Top of Data supplied

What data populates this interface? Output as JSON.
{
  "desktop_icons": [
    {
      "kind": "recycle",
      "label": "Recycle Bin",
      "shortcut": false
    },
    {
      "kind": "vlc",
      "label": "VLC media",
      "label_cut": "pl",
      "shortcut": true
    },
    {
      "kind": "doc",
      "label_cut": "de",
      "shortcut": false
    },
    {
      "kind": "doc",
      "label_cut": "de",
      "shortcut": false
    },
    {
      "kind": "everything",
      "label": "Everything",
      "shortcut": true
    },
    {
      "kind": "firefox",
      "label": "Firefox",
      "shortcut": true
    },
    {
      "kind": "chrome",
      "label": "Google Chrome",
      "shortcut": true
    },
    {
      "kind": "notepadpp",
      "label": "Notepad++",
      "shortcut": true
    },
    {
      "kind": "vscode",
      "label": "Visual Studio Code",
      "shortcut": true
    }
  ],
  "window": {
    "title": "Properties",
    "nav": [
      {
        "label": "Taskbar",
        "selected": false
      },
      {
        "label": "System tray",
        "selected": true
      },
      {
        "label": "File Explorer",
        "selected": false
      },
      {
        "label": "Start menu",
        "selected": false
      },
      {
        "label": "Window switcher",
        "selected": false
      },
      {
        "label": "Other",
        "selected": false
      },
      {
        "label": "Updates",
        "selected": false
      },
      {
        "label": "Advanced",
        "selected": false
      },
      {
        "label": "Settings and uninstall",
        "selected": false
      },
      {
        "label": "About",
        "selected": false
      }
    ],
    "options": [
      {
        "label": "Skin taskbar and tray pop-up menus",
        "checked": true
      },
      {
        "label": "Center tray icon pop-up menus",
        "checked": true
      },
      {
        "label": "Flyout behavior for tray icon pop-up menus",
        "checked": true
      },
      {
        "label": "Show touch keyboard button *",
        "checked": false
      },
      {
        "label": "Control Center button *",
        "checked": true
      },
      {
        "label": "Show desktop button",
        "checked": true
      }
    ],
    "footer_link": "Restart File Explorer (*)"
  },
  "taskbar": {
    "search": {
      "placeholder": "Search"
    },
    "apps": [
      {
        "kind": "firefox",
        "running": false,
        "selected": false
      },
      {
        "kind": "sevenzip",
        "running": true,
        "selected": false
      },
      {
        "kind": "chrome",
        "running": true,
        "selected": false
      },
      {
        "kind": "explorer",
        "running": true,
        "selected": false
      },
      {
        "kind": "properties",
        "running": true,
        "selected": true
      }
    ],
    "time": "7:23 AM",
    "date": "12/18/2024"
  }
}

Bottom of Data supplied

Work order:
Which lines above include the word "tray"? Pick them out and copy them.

Output of the task:
        "label": "System tray",
        "label": "Skin taskbar and tray pop-up menus",
        "label": "Center tray icon pop-up menus",
        "label": "Flyout behavior for tray icon pop-up menus",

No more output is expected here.